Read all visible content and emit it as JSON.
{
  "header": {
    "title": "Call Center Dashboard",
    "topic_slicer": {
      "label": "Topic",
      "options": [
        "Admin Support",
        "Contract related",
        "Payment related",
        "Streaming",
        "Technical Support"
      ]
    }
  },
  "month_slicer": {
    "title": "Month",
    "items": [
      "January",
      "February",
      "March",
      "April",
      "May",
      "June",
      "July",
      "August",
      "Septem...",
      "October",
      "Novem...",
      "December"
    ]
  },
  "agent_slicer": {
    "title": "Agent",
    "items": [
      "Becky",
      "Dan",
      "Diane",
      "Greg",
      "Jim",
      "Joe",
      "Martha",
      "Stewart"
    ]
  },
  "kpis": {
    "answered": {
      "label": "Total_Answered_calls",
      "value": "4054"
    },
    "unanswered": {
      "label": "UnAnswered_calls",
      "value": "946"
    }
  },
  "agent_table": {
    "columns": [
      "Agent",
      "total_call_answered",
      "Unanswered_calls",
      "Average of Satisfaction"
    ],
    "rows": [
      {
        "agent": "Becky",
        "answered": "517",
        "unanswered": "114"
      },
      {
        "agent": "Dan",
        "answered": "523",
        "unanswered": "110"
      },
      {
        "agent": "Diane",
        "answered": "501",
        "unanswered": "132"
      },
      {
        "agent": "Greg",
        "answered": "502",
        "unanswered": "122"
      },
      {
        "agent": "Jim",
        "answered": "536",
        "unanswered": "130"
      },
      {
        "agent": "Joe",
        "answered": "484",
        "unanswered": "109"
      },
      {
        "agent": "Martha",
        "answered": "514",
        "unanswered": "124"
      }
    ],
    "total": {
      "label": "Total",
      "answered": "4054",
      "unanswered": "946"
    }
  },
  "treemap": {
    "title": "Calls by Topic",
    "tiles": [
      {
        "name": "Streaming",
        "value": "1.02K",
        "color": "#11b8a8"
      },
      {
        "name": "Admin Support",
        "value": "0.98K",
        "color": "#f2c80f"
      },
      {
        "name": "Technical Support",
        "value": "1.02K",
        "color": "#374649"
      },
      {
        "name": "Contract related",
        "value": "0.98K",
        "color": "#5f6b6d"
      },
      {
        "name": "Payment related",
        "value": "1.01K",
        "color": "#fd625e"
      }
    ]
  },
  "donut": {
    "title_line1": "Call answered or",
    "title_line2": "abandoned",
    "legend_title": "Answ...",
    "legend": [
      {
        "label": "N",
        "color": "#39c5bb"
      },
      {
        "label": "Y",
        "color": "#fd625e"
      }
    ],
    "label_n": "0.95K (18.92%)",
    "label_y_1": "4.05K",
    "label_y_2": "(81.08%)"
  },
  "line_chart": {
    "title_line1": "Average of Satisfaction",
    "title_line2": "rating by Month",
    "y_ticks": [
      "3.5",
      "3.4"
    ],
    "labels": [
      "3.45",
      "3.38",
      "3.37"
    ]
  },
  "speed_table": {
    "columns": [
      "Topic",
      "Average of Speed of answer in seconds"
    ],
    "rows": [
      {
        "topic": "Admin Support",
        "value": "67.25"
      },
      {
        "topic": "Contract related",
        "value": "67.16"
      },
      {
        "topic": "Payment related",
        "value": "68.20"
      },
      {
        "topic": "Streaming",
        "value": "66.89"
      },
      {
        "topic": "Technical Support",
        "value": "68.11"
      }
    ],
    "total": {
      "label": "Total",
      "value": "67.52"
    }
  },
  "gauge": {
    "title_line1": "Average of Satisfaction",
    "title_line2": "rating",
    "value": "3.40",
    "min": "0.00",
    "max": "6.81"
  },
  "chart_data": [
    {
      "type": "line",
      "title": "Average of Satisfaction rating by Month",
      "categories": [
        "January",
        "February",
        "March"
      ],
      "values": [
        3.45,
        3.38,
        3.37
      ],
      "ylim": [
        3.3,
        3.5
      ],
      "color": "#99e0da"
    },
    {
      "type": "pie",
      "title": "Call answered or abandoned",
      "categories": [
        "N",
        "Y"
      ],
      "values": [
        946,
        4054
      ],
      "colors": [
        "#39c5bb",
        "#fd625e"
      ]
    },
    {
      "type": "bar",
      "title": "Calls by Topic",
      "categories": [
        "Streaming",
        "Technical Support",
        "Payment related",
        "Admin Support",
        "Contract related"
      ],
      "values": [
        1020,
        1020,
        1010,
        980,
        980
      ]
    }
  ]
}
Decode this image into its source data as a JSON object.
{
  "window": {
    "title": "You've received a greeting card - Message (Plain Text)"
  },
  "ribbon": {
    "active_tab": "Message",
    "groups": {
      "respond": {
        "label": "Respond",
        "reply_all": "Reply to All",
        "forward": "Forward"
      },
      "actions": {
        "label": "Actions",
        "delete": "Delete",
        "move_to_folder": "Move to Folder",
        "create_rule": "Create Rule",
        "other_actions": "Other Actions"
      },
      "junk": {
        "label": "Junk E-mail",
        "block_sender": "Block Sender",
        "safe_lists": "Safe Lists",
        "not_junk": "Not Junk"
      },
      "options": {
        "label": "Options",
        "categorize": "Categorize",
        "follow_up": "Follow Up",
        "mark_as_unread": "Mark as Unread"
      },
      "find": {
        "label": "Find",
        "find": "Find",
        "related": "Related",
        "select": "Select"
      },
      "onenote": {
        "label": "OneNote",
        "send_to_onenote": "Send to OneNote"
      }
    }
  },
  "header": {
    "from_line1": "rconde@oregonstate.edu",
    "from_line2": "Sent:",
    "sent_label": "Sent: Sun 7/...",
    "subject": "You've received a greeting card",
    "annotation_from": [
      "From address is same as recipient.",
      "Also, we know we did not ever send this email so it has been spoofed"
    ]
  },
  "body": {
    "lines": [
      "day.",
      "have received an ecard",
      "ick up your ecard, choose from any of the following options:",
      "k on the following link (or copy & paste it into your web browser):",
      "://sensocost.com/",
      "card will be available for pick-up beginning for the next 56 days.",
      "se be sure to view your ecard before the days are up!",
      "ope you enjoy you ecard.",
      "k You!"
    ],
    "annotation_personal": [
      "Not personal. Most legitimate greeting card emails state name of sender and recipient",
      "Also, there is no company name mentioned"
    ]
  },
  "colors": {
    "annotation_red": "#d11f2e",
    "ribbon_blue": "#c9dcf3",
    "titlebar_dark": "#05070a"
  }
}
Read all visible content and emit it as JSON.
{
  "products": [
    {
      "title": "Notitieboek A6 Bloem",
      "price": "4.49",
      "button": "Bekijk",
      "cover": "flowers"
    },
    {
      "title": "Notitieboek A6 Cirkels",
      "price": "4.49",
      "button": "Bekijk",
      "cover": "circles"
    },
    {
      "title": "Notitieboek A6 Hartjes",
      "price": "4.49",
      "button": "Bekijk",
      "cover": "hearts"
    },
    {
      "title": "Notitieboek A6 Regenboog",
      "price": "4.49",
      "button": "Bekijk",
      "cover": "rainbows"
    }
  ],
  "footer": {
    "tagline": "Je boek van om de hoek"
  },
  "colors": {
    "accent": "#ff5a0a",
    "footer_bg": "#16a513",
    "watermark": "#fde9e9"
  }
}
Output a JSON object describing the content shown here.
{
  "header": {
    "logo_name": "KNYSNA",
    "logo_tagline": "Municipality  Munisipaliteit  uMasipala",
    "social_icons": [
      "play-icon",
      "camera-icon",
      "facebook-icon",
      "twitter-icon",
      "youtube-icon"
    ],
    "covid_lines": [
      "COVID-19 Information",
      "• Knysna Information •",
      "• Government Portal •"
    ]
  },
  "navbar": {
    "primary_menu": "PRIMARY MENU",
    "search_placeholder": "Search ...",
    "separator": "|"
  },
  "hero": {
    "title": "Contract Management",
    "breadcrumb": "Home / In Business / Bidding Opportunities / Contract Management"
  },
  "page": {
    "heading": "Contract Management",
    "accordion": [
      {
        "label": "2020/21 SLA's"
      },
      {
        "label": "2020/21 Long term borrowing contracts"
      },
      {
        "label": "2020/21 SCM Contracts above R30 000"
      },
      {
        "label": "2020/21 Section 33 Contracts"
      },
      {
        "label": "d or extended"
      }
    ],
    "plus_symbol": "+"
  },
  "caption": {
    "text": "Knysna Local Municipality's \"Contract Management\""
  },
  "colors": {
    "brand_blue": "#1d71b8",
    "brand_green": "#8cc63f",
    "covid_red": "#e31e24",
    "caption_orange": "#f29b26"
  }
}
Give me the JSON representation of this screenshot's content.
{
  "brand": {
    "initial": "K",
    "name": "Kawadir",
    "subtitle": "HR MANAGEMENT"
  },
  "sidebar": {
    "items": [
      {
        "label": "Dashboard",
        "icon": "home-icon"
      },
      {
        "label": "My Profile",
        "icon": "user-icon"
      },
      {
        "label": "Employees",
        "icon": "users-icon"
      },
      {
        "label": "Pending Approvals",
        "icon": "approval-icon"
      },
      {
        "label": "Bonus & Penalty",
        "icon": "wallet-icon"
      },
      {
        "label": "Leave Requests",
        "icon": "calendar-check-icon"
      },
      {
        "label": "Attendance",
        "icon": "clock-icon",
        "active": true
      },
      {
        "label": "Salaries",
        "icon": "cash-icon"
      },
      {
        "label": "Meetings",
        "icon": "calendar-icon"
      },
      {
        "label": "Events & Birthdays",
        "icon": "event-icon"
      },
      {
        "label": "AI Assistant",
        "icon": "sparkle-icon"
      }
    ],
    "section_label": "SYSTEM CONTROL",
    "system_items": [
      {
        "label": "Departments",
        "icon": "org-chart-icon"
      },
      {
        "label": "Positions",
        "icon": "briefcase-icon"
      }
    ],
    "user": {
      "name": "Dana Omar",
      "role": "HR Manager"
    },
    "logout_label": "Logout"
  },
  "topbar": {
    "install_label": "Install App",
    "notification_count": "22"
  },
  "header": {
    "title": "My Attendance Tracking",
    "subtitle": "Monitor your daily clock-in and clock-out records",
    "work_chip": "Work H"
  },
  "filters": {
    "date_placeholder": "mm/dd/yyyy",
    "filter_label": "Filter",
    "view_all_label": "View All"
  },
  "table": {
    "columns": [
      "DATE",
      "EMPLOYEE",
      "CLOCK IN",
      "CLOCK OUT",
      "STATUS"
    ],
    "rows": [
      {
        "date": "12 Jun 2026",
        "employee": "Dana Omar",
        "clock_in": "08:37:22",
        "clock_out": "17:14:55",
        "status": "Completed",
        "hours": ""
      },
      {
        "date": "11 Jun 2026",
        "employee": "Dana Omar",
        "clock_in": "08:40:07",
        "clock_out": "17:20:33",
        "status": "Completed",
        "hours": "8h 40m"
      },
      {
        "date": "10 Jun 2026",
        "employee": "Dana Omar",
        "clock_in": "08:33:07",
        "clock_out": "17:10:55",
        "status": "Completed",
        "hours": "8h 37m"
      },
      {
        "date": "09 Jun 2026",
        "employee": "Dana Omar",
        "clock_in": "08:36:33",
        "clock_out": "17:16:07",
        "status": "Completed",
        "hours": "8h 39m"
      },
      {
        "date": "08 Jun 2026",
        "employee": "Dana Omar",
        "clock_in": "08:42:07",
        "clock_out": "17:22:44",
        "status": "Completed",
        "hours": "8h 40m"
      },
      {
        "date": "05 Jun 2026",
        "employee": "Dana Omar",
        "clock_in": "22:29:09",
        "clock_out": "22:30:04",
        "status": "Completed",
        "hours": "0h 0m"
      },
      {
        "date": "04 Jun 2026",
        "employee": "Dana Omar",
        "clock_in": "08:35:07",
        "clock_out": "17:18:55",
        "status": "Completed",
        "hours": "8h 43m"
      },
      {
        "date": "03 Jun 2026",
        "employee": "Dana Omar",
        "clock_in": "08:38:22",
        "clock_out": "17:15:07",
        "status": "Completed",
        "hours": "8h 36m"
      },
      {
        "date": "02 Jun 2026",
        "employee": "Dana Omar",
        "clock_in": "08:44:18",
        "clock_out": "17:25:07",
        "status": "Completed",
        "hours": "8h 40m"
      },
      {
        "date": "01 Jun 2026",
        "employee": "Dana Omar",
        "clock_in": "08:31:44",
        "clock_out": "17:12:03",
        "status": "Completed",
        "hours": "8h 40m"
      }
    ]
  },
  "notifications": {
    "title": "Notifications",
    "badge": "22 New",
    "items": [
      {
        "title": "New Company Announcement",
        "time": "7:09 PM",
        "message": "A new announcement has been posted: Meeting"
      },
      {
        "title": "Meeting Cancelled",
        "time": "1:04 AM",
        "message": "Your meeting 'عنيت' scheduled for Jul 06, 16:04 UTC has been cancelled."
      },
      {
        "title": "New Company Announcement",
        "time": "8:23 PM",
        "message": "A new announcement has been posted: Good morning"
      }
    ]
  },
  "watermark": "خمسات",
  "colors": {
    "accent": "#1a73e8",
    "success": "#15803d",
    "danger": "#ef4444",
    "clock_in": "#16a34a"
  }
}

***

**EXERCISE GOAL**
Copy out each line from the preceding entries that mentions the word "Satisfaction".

**RESULT BELOW**
      "Average of Satisfaction"
    "title_line1": "Average of Satisfaction",
    "title_line1": "Average of Satisfaction",
      "title": "Average of Satisfaction rating by Month",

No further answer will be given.